▸ PROMPT:
Once you have read the data below, set it all down again exactly.

▸ DATA TO EXAMINE:
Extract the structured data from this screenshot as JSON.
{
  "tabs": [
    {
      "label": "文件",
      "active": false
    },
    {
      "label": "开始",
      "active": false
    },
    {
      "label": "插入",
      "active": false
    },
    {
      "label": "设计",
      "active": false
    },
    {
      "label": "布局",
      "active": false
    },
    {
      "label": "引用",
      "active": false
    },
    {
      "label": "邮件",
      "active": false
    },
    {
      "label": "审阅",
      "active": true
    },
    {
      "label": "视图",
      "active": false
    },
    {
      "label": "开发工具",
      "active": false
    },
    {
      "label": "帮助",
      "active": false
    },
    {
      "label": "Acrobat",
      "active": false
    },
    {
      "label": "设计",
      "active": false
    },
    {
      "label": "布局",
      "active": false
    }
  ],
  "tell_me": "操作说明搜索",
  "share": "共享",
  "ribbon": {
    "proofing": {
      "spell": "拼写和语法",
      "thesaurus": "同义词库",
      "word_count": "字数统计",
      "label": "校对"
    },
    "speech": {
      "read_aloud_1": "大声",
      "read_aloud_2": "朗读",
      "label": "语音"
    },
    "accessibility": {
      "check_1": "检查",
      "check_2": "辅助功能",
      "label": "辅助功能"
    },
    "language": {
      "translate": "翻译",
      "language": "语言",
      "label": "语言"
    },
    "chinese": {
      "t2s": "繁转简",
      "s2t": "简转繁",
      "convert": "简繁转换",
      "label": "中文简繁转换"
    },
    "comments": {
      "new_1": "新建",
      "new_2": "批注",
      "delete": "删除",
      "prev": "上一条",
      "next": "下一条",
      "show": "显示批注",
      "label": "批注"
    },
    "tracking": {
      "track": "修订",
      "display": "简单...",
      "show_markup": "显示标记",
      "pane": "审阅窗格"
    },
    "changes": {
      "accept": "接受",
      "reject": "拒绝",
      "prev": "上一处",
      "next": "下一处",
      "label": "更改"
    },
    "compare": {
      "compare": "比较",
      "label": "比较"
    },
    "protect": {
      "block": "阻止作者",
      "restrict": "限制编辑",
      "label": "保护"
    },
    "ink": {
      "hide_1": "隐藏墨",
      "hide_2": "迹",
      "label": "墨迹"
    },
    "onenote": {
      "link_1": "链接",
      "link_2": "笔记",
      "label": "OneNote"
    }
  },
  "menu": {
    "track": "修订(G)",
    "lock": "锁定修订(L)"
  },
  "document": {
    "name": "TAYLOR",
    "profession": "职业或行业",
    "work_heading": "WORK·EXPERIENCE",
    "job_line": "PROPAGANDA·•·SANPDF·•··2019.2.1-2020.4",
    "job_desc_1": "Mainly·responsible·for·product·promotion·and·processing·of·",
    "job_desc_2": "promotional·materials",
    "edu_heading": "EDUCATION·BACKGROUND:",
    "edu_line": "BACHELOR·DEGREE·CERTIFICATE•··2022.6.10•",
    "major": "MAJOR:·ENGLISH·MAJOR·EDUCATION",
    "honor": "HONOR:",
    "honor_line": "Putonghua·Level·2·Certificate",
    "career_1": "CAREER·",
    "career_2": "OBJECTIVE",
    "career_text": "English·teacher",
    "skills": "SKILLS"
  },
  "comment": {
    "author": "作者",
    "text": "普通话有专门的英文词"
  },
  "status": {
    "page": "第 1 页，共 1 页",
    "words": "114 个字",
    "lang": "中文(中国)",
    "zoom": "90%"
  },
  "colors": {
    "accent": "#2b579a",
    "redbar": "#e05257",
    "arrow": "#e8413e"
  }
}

▸ OUTPUT OF THE EXERCISE:
Extract the structured data from this screenshot as JSON.
{
  "tabs": [
    {
      "label": "文件",
      "active": false
    },
    {
      "label": "开始",
      "active": false
    },
    {
      "label": "插入",
      "active": false
    },
    {
      "label": "设计",
      "active": false
    },
    {
      "label": "布局",
      "active": false
    },
    {
      "label": "引用",
      "active": false
    },
    {
      "label": "邮件",
      "active": false
    },
    {
      "label": "审阅",
      "active": true
    },
    {
      "label": "视图",
      "active": false
    },
    {
      "label": "开发工具",
      "active": false
    },
    {
      "label": "帮助",
      "active": false
    },
    {
      "label": "Acrobat",
      "active": false
    },
    {
      "label": "设计",
      "active": false
    },
    {
      "label": "布局",
      "active": false
    }
  ],
  "tell_me": "操作说明搜索",
  "share": "共享",
  "ribbon": {
    "proofing": {
      "spell": "拼写和语法",
      "thesaurus": "同义词库",
      "word_count": "字数统计",
      "label": "校对"
    },
    "speech": {
      "read_aloud_1": "大声",
      "read_aloud_2": "朗读",
      "label": "语音"
    },
    "accessibility": {
      "check_1": "检查",
      "check_2": "辅助功能",
      "label": "辅助功能"
    },
    "language": {
      "translate": "翻译",
      "language": "语言",
      "label": "语言"
    },
    "chinese": {
      "t2s": "繁转简",
      "s2t": "简转繁",
      "convert": "简繁转换",
      "label": "中文简繁转换"
    },
    "comments": {
      "new_1": "新建",
      "new_2": "批注",
      "delete": "删除",
      "prev": "上一条",
      "next": "下一条",
      "show": "显示批注",
      "label": "批注"
    },
    "tracking": {
      "track": "修订",
      "display": "简单...",
      "show_markup": "显示标记",
      "pane": "审阅窗格"
    },
    "changes": {
      "accept": "接受",
      "reject": "拒绝",
      "prev": "上一处",
      "next": "下一处",
      "label": "更改"
    },
    "compare": {
      "compare": "比较",
      "label": "比较"
    },
    "protect": {
      "block": "阻止作者",
      "restrict": "限制编辑",
      "label": "保护"
    },
    "ink": {
      "hide_1": "隐藏墨",
      "hide_2": "迹",
      "label": "墨迹"
    },
    "onenote": {
      "link_1": "链接",
      "link_2": "笔记",
      "label": "OneNote"
    }
  },
  "menu": {
    "track": "修订(G)",
    "lock": "锁定修订(L)"
  },
  "document": {
    "name": "TAYLOR",
    "profession": "职业或行业",
    "work_heading": "WORK·EXPERIENCE",
    "job_line": "PROPAGANDA·•·SANPDF·•··2019.2.1-2020.4",
    "job_desc_1": "Mainly·responsible·for·product·promotion·and·processing·of·",
    "job_desc_2": "promotional·materials",
    "edu_heading": "EDUCATION·BACKGROUND:",
    "edu_line": "BACHELOR·DEGREE·CERTIFICATE•··2022.6.10•",
    "major": "MAJOR:·ENGLISH·MAJOR·EDUCATION",
    "honor": "HONOR:",
    "honor_line": "Putonghua·Level·2·Certificate",
    "career_1": "CAREER·",
    "career_2": "OBJECTIVE",
    "career_text": "English·teacher",
    "skills": "SKILLS"
  },
  "comment": {
    "author": "作者",
    "text": "普通话有专门的英文词"
  },
  "status": {
    "page": "第 1 页，共 1 页",
    "words": "114 个字",
    "lang": "中文(中国)",
    "zoom": "90%"
  },
  "colors": {
    "accent": "#2b579a",
    "redbar": "#e05257",
    "arrow": "#e8413e"
  }
}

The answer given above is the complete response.